Start of RECORDED DATA

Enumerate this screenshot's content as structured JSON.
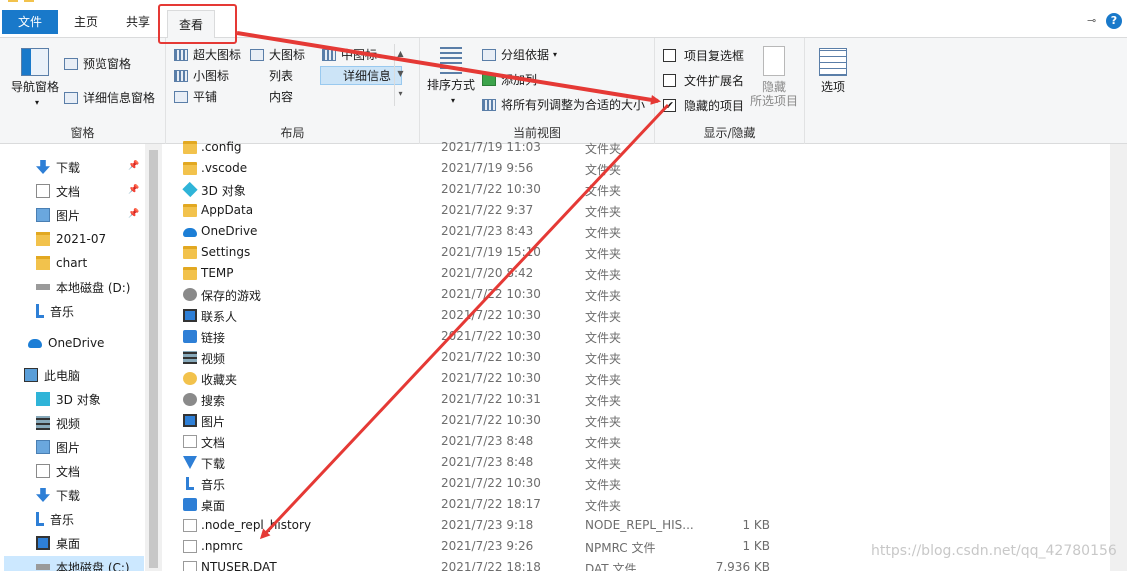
{
  "tabs": {
    "file": "文件",
    "home": "主页",
    "share": "共享",
    "view": "查看",
    "help": "?"
  },
  "ribbon": {
    "panes": {
      "label": "窗格",
      "nav_pane": "导航窗格",
      "preview_pane": "预览窗格",
      "details_pane": "详细信息窗格"
    },
    "layout": {
      "label": "布局",
      "items": [
        "超大图标",
        "大图标",
        "中图标",
        "小图标",
        "列表",
        "详细信息",
        "平铺",
        "内容"
      ],
      "selected": "详细信息"
    },
    "current_view": {
      "label": "当前视图",
      "sort_by": "排序方式",
      "group_by": "分组依据",
      "add_columns": "添加列",
      "fit_columns": "将所有列调整为合适的大小"
    },
    "show_hide": {
      "label": "显示/隐藏",
      "item_checkboxes": "项目复选框",
      "file_extensions": "文件扩展名",
      "hidden_items": "隐藏的项目",
      "hidden_items_checked": true,
      "hide_selected_1": "隐藏",
      "hide_selected_2": "所选项目"
    },
    "options": "选项"
  },
  "nav": {
    "items": [
      {
        "label": "下载",
        "icon": "download-icon",
        "pinned": true
      },
      {
        "label": "文档",
        "icon": "document-icon",
        "pinned": true
      },
      {
        "label": "图片",
        "icon": "pictures-icon",
        "pinned": true
      },
      {
        "label": "2021-07",
        "icon": "folder-icon",
        "pinned": false
      },
      {
        "label": "chart",
        "icon": "folder-icon",
        "pinned": false
      },
      {
        "label": "本地磁盘 (D:)",
        "icon": "drive-icon",
        "pinned": false
      },
      {
        "label": "音乐",
        "icon": "music-icon",
        "pinned": false
      },
      {
        "label": "OneDrive",
        "icon": "onedrive-icon",
        "pinned": false
      },
      {
        "label": "此电脑",
        "icon": "computer-icon",
        "pinned": false
      },
      {
        "label": "3D 对象",
        "icon": "3d-objects-icon",
        "pinned": false
      },
      {
        "label": "视频",
        "icon": "video-icon",
        "pinned": false
      },
      {
        "label": "图片",
        "icon": "pictures-icon",
        "pinned": false
      },
      {
        "label": "文档",
        "icon": "document-icon",
        "pinned": false
      },
      {
        "label": "下载",
        "icon": "download-icon",
        "pinned": false
      },
      {
        "label": "音乐",
        "icon": "music-icon",
        "pinned": false
      },
      {
        "label": "桌面",
        "icon": "desktop-icon",
        "pinned": false
      },
      {
        "label": "本地磁盘 (C:)",
        "icon": "drive-icon",
        "pinned": false,
        "selected": true
      }
    ]
  },
  "files": [
    {
      "name": ".config",
      "date": "2021/7/19 11:03",
      "type": "文件夹",
      "size": "",
      "icon": "folder"
    },
    {
      "name": ".vscode",
      "date": "2021/7/19 9:56",
      "type": "文件夹",
      "size": "",
      "icon": "folder"
    },
    {
      "name": "3D 对象",
      "date": "2021/7/22 10:30",
      "type": "文件夹",
      "size": "",
      "icon": "cube"
    },
    {
      "name": "AppData",
      "date": "2021/7/22 9:37",
      "type": "文件夹",
      "size": "",
      "icon": "folder"
    },
    {
      "name": "OneDrive",
      "date": "2021/7/23 8:43",
      "type": "文件夹",
      "size": "",
      "icon": "cloud"
    },
    {
      "name": "Settings",
      "date": "2021/7/19 15:10",
      "type": "文件夹",
      "size": "",
      "icon": "folder"
    },
    {
      "name": "TEMP",
      "date": "2021/7/20 8:42",
      "type": "文件夹",
      "size": "",
      "icon": "folder"
    },
    {
      "name": "保存的游戏",
      "date": "2021/7/22 10:30",
      "type": "文件夹",
      "size": "",
      "icon": "gray"
    },
    {
      "name": "联系人",
      "date": "2021/7/22 10:30",
      "type": "文件夹",
      "size": "",
      "icon": "screen"
    },
    {
      "name": "链接",
      "date": "2021/7/22 10:30",
      "type": "文件夹",
      "size": "",
      "icon": "blue"
    },
    {
      "name": "视频",
      "date": "2021/7/22 10:30",
      "type": "文件夹",
      "size": "",
      "icon": "film"
    },
    {
      "name": "收藏夹",
      "date": "2021/7/22 10:30",
      "type": "文件夹",
      "size": "",
      "icon": "star"
    },
    {
      "name": "搜索",
      "date": "2021/7/22 10:31",
      "type": "文件夹",
      "size": "",
      "icon": "gray"
    },
    {
      "name": "图片",
      "date": "2021/7/22 10:30",
      "type": "文件夹",
      "size": "",
      "icon": "screen"
    },
    {
      "name": "文档",
      "date": "2021/7/23 8:48",
      "type": "文件夹",
      "size": "",
      "icon": "doc"
    },
    {
      "name": "下载",
      "date": "2021/7/23 8:48",
      "type": "文件夹",
      "size": "",
      "icon": "arrow"
    },
    {
      "name": "音乐",
      "date": "2021/7/22 10:30",
      "type": "文件夹",
      "size": "",
      "icon": "note"
    },
    {
      "name": "桌面",
      "date": "2021/7/22 18:17",
      "type": "文件夹",
      "size": "",
      "icon": "blue"
    },
    {
      "name": ".node_repl_history",
      "date": "2021/7/23 9:18",
      "type": "NODE_REPL_HIS...",
      "size": "1 KB",
      "icon": "doc"
    },
    {
      "name": ".npmrc",
      "date": "2021/7/23 9:26",
      "type": "NPMRC 文件",
      "size": "1 KB",
      "icon": "doc"
    },
    {
      "name": "NTUSER.DAT",
      "date": "2021/7/22 18:18",
      "type": "DAT 文件",
      "size": "7,936 KB",
      "icon": "doc"
    }
  ],
  "watermark": "https://blog.csdn.net/qq_42780156",
  "colors": {
    "accent": "#1979ca",
    "annotation_red": "#e53935",
    "selection": "#cce8ff"
  }
}
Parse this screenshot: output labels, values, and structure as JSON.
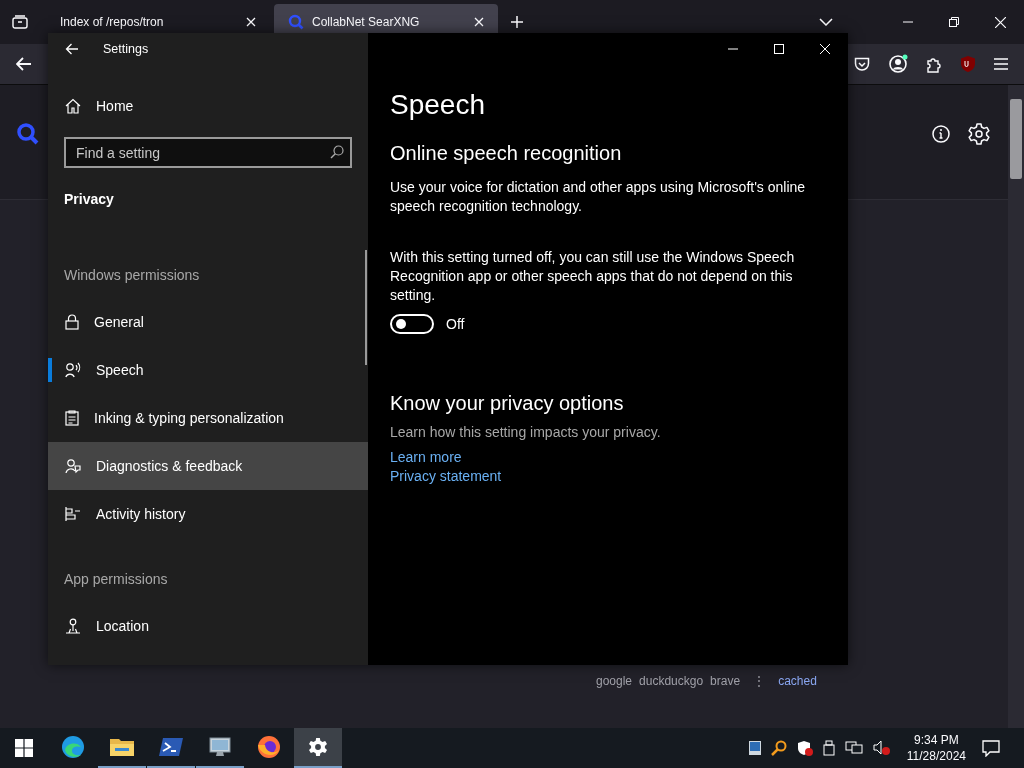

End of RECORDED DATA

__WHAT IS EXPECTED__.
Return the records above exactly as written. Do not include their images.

__EXERCISE RESPONSE__.
Enumerate this screenshot's content as structured JSON.
{
  "tabs": {
    "file": "文件",
    "home": "主页",
    "share": "共享",
    "view": "查看",
    "help": "?"
  },
  "ribbon": {
    "panes": {
      "label": "窗格",
      "nav_pane": "导航窗格",
      "preview_pane": "预览窗格",
      "details_pane": "详细信息窗格"
    },
    "layout": {
      "label": "布局",
      "items": [
        "超大图标",
        "大图标",
        "中图标",
        "小图标",
        "列表",
        "详细信息",
        "平铺",
        "内容"
      ],
      "selected": "详细信息"
    },
    "current_view": {
      "label": "当前视图",
      "sort_by": "排序方式",
      "group_by": "分组依据",
      "add_columns": "添加列",
      "fit_columns": "将所有列调整为合适的大小"
    },
    "show_hide": {
      "label": "显示/隐藏",
      "item_checkboxes": "项目复选框",
      "file_extensions": "文件扩展名",
      "hidden_items": "隐藏的项目",
      "hidden_items_checked": true,
      "hide_selected_1": "隐藏",
      "hide_selected_2": "所选项目"
    },
    "options": "选项"
  },
  "nav": {
    "items": [
      {
        "label": "下载",
        "icon": "download-icon",
        "pinned": true
      },
      {
        "label": "文档",
        "icon": "document-icon",
        "pinned": true
      },
      {
        "label": "图片",
        "icon": "pictures-icon",
        "pinned": true
      },
      {
        "label": "2021-07",
        "icon": "folder-icon",
        "pinned": false
      },
      {
        "label": "chart",
        "icon": "folder-icon",
        "pinned": false
      },
      {
        "label": "本地磁盘 (D:)",
        "icon": "drive-icon",
        "pinned": false
      },
      {
        "label": "音乐",
        "icon": "music-icon",
        "pinned": false
      },
      {
        "label": "OneDrive",
        "icon": "onedrive-icon",
        "pinned": false
      },
      {
        "label": "此电脑",
        "icon": "computer-icon",
        "pinned": false
      },
      {
        "label": "3D 对象",
        "icon": "3d-objects-icon",
        "pinned": false
      },
      {
        "label": "视频",
        "icon": "video-icon",
        "pinned": false
      },
      {
        "label": "图片",
        "icon": "pictures-icon",
        "pinned": false
      },
      {
        "label": "文档",
        "icon": "document-icon",
        "pinned": false
      },
      {
        "label": "下载",
        "icon": "download-icon",
        "pinned": false
      },
      {
        "label": "音乐",
        "icon": "music-icon",
        "pinned": false
      },
      {
        "label": "桌面",
        "icon": "desktop-icon",
        "pinned": false
      },
      {
        "label": "本地磁盘 (C:)",
        "icon": "drive-icon",
        "pinned": false,
        "selected": true
      }
    ]
  },
  "files": [
    {
      "name": ".config",
      "date": "2021/7/19 11:03",
      "type": "文件夹",
      "size": "",
      "icon": "folder"
    },
    {
      "name": ".vscode",
      "date": "2021/7/19 9:56",
      "type": "文件夹",
      "size": "",
      "icon": "folder"
    },
    {
      "name": "3D 对象",
      "date": "2021/7/22 10:30",
      "type": "文件夹",
      "size": "",
      "icon": "cube"
    },
    {
      "name": "AppData",
      "date": "2021/7/22 9:37",
      "type": "文件夹",
      "size": "",
      "icon": "folder"
    },
    {
      "name": "OneDrive",
      "date": "2021/7/23 8:43",
      "type": "文件夹",
      "size": "",
      "icon": "cloud"
    },
    {
      "name": "Settings",
      "date": "2021/7/19 15:10",
      "type": "文件夹",
      "size": "",
      "icon": "folder"
    },
    {
      "name": "TEMP",
      "date": "2021/7/20 8:42",
      "type": "文件夹",
      "size": "",
      "icon": "folder"
    },
    {
      "name": "保存的游戏",
      "date": "2021/7/22 10:30",
      "type": "文件夹",
      "size": "",
      "icon": "gray"
    },
    {
      "name": "联系人",
      "date": "2021/7/22 10:30",
      "type": "文件夹",
      "size": "",
      "icon": "screen"
    },
    {
      "name": "链接",
      "date": "2021/7/22 10:30",
      "type": "文件夹",
      "size": "",
      "icon": "blue"
    },
    {
      "name": "视频",
      "date": "2021/7/22 10:30",
      "type": "文件夹",
      "size": "",
      "icon": "film"
    },
    {
      "name": "收藏夹",
      "date": "2021/7/22 10:30",
      "type": "文件夹",
      "size": "",
      "icon": "star"
    },
    {
      "name": "搜索",
      "date": "2021/7/22 10:31",
      "type": "文件夹",
      "size": "",
      "icon": "gray"
    },
    {
      "name": "图片",
      "date": "2021/7/22 10:30",
      "type": "文件夹",
      "size": "",
      "icon": "screen"
    },
    {
      "name": "文档",
      "date": "2021/7/23 8:48",
      "type": "文件夹",
      "size": "",
      "icon": "doc"
    },
    {
      "name": "下载",
      "date": "2021/7/23 8:48",
      "type": "文件夹",
      "size": "",
      "icon": "arrow"
    },
    {
      "name": "音乐",
      "date": "2021/7/22 10:30",
      "type": "文件夹",
      "size": "",
      "icon": "note"
    },
    {
      "name": "桌面",
      "date": "2021/7/22 18:17",
      "type": "文件夹",
      "size": "",
      "icon": "blue"
    },
    {
      "name": ".node_repl_history",
      "date": "2021/7/23 9:18",
      "type": "NODE_REPL_HIS...",
      "size": "1 KB",
      "icon": "doc"
    },
    {
      "name": ".npmrc",
      "date": "2021/7/23 9:26",
      "type": "NPMRC 文件",
      "size": "1 KB",
      "icon": "doc"
    },
    {
      "name": "NTUSER.DAT",
      "date": "2021/7/22 18:18",
      "type": "DAT 文件",
      "size": "7,936 KB",
      "icon": "doc"
    }
  ],
  "watermark": "https://blog.csdn.net/qq_42780156",
  "colors": {
    "accent": "#1979ca",
    "annotation_red": "#e53935",
    "selection": "#cce8ff"
  }
}
Parse this screenshot: output labels, values, and structure as JSON.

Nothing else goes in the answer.